This is a silly example. It is not significant, though it can cause frustration on my part. The problem is that sometimes that wall is in an important place. This can create huge problems in a marriage. But the problem gets bigger if, as Kathy notes, we begin to attribute sinful motives to the other person. We’ve moved from differences of perspective into sinful attitudes. As Paul Tripp would say, this is when the internal lawyers get involved to defend us and prosecute our spouse. If we don’t back off and recognize the root of the disagreement, we may contact the flesh and blood lawyers.
If you don’t recognize that your spouse has a different perspective on things, and that it might be rooted in gender differences you will cause untold damage in your marriage. You will make all sorts of accusations that hurt the other needlessly.
What are some of the gender differences that are often misunderstood, and often corrupted. Kathy mentions the male propensity for independence. Men typically need more time apart from their spouse. They move into the world, but they come back. The woman can see this as rejection. The man, in his sin, can turn this into individualism in which the man never returns home emotionally. He remains disconnected, as if he has no need of his wife or afraid of being consumed by her seeming neediness.
Women are more interdependent, more relational in their approach to life. They nurture others and need others. This can look, to some men’s perspective as helplessness, or simply dependence.

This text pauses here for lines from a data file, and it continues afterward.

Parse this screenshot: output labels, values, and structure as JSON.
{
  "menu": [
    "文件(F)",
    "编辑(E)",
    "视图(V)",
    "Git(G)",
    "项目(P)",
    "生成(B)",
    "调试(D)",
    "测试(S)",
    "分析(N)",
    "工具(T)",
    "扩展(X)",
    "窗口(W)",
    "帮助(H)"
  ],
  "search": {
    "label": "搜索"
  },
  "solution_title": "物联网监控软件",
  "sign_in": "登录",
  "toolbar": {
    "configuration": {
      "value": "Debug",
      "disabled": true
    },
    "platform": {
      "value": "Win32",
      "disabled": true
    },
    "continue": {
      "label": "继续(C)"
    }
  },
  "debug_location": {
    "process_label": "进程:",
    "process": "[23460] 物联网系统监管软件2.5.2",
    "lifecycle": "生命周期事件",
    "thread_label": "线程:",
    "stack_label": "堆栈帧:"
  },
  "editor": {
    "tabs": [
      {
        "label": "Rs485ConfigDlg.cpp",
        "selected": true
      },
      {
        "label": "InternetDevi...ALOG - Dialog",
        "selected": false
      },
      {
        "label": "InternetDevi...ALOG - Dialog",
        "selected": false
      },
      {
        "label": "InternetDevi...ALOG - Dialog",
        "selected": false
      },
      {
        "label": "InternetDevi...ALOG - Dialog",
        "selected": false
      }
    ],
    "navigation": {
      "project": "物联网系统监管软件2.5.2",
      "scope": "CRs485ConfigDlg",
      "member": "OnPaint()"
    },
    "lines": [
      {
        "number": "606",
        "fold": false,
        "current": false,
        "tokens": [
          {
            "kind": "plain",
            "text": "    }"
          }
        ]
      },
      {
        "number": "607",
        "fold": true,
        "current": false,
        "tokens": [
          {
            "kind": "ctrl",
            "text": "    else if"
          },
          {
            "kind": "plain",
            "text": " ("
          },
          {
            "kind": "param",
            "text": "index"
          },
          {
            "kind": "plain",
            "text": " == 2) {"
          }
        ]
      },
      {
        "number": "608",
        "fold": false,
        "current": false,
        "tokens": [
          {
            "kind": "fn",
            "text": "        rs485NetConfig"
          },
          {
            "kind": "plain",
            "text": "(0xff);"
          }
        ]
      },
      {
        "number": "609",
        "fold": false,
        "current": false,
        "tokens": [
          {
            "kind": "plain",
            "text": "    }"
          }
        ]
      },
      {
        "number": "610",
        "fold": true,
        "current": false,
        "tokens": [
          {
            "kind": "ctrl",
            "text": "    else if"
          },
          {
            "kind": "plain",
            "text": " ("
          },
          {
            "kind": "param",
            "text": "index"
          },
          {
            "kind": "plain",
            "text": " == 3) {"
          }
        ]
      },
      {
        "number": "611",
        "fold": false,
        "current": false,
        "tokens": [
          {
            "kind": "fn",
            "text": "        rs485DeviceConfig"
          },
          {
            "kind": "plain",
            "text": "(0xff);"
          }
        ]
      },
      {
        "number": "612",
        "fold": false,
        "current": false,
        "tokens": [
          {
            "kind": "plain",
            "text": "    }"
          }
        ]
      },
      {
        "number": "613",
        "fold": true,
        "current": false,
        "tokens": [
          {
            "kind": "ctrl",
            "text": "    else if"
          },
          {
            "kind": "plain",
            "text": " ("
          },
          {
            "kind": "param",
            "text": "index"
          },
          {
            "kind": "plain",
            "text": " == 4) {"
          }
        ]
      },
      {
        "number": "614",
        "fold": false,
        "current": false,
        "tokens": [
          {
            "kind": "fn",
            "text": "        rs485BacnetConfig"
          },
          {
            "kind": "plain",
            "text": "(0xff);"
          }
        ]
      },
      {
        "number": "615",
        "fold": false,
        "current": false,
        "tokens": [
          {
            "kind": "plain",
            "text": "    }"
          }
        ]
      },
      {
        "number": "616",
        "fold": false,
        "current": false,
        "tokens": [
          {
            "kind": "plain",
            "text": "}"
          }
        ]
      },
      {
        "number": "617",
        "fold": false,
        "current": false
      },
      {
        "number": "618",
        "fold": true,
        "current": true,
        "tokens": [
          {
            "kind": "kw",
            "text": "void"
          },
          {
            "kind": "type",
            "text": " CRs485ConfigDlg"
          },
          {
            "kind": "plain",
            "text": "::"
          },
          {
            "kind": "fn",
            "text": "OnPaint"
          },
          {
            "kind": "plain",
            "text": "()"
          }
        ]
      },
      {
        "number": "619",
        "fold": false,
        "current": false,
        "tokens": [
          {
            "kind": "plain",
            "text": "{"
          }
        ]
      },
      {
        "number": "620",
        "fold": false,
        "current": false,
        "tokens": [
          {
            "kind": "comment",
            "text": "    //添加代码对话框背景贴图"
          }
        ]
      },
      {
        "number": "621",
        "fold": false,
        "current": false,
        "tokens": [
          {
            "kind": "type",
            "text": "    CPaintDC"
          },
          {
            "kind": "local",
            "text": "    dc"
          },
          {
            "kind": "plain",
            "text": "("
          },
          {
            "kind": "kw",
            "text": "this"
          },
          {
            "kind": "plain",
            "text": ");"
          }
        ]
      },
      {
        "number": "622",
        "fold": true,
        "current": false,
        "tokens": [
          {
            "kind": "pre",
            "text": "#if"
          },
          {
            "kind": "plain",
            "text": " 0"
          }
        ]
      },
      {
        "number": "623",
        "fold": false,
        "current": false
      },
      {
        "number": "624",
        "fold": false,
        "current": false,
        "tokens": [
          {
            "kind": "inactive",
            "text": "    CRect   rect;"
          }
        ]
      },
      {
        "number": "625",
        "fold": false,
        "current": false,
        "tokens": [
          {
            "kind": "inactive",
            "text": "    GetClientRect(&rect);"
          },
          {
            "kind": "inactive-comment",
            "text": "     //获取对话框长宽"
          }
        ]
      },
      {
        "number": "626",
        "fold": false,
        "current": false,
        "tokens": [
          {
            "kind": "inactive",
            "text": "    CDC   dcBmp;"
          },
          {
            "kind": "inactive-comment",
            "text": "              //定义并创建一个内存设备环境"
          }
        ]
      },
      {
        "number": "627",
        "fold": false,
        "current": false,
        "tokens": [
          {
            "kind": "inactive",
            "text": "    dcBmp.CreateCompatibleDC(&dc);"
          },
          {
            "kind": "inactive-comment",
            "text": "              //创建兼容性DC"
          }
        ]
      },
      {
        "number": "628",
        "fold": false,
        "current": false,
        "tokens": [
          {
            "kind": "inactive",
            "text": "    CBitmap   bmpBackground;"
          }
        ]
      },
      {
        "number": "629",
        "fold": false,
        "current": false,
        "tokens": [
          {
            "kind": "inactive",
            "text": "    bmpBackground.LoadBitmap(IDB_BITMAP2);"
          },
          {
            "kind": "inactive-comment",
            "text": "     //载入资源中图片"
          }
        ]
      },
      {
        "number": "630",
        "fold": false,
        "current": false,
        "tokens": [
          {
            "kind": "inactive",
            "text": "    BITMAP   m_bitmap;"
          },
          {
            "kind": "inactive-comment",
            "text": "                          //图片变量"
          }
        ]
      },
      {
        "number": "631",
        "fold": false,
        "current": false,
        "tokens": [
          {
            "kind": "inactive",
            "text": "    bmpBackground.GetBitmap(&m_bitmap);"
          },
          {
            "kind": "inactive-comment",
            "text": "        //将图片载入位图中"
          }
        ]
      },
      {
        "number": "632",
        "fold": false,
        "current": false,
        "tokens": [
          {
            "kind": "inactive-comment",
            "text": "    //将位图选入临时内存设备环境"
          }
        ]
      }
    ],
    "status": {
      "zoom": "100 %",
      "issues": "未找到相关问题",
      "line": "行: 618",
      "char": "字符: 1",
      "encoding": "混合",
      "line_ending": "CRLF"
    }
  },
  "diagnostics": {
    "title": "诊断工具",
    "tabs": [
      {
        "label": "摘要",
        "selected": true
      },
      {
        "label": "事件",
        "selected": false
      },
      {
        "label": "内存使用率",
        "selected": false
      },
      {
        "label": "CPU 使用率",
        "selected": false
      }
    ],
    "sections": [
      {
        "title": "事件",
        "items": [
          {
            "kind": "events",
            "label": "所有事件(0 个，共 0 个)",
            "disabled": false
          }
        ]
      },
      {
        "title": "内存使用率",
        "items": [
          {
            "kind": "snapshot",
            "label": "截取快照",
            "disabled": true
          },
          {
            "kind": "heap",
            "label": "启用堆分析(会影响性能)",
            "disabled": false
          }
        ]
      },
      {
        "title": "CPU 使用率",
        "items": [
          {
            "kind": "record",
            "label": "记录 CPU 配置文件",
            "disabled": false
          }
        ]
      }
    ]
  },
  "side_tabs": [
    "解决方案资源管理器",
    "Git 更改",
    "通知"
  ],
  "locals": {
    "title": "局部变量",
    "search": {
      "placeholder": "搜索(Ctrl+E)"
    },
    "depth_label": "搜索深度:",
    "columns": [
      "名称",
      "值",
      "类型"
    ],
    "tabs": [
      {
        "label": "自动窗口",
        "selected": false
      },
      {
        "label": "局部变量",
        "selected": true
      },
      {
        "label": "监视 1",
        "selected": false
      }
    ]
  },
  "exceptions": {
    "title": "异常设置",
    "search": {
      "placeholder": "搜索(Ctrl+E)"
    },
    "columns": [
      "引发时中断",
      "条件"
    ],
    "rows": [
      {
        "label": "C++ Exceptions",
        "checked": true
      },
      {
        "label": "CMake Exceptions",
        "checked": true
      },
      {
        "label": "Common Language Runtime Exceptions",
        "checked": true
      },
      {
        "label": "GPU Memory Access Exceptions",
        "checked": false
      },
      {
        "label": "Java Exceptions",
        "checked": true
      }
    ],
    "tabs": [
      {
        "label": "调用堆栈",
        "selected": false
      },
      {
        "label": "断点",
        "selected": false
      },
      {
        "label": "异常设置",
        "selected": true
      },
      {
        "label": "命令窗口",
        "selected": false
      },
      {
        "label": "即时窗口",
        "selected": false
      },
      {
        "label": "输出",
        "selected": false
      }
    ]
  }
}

The hope we have, in the midst of the wall of incomprehensibility, is the gospel. We discover that we are loved and accepted despite our flaws, real or imagined. We discover that as objects of his love and affection, we can offer love and affection to other unlovely, at the moment anyway, people like our spouses. The power to love them does not come from us. It ultimately comes from him who loved us and gave his life as an atoning sacrifice. The wall of hostility between the spouses can be breached just as much as the one between Jew and Gentile was. Jesus does not make us like one another. He makes us like Himself, particularly in the capacity to love people we don’t understand.